  • Jade Montserrat

    A gallery today is mostly imagined as a three-dimensional space; instead, the artist, activist, and writer Jade Montserrat frequently activates her exhibition sites primarily as a valuable collection of walls, which she loads with messages and reflections about black British bodies—their overlooked history and experiences—alongside an urgent call for a renewed society built on affection, care, and ethics. Her performance/installation No Need for Clothing, 2017, featured the artist naked and hard at work, drawing with charcoal directly on the wall to compose an allover spread of brief enigmatic

  • Mark Leckey

    Amazingly, a life-size section of the M53 motorway bridge—complete with massive pillars, a ramp, and an overhead road—has been reconstructed in a darkened, hangar-size gallery at Tate Britain. Beneath such a bridge, located in the hinterlands of Liverpool, Mark Leckey played with his boyhood friends back in the 1970s. And there, he says, one very strange day, he encountered an inexplicable, spritelike magical creature.

    This supernatural encounter lodged indelibly in Leckey’s psyche and has loosely become the subject of Under Under In, 2019, one of three video works that comprise “Mark Leckey: O’

  • Nevine Mahmoud

    There are breasts, and then there are tits. With their supple glass curves and pointy resin nipples, the pair hanging temptingly on the wall here were definitely tits. The pinky-beige breast (Rosa Alptraum) and her deep-red sister breast (tamarind) (all works 2019) were convincingly smooth and perky, just begging for an illicit feel. Confronted by Nevine Mahmoud’s sculptures of fragmented erogenous zones, I sensed the conflation of two prohibitions: the taboo against touching an artwork in a gallery, and that of touching a stranger’s body. Both can be tempting; both must be resisted. I must not

  • Tracey Emin

    Tracey Emin’s first-ever solo exhibition, in White Cube’s tiny original gallery, was titled “My Major Retrospective 1963–1993.” Two years later, still a relative unknown, she opened the Tracey Emin Museum (1995–98) in a south London storefront. Emin has always thought big and scaled up, a tactic abundantly observed in this giant solo exhibition, “A Fortnight of Tears.” Sketchy, nude self-portrait drawings enlarged into some thirty big canvases; intimate handwritten notes magnified into the wall-size neon I Longed for You, 2019; tabletop clay figurines swelled into three room-size bronzes; and

  • Annie Ratti
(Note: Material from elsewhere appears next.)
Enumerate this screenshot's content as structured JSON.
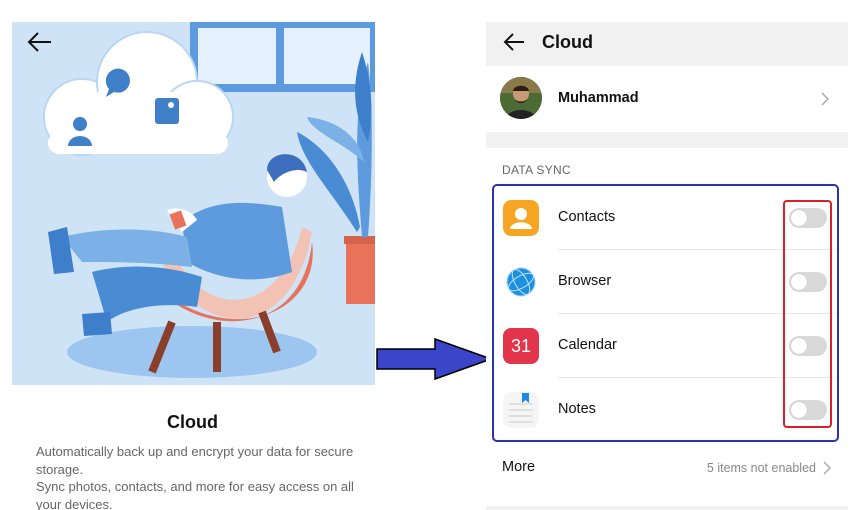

    Wilhelm Reich spent a lifetime dodging persecutors—first the Nazis, then the FBI, then the American Immigration and Naturalization Service—but it was finally the US Food and Drug Administration that managed to capture and imprison him. The discredited German psycho-analyst believed he could heal the world by harnessing “orgone,” the life energy he believed was released in orgasm, whose suppression Reich claimed caused all mental and physical illness. Officially accused mostly of medical fraud—little more than quackery—Reich disproportionately infuriated both the international scientific

  • Beatrice Gibson

    If I had to select a favorite scene from the two unforgettable films in Beatrice Gibson’s exhibition “Crone Music,” I’d choose the closing sequence of I Hope I’m Loud When I’m Dead (all works 2018), which shows the artist and her five-year-old son, Obie, dancing wildly to Corona’s 1993 disco anthem “The Rhythm of the Night.” The film takes its title from a poem by CAConrad, who appears in it alongside Eileen Myles. Inspired by the final scene of Claire Denis’s 1999 film Beau Travail, which saw actor Denis Lavant breaking into a frenetic solitary dance to the same song before the mirrored walls

  • Korakrit Arunanondchai

    This was probably the closest you’ll ever come to being trapped in a cave with an androgynous paint-covered performer; multiple Thai demigods; a tribe of silent, dust-covered screen worshippers; a Southeast Asian Christian cult; and military relics from the Cold War. Seemingly populated by a cast of hundreds, Korakrit Arunanondchai’s mesmerizing three-channel film installation No history in a room filled with people with funny names 5, 2018, runs only about thirty-one minutes but feels epic. Accompanied by a haunting soundtrack of words and music designed by Aaron David Ross, and with lush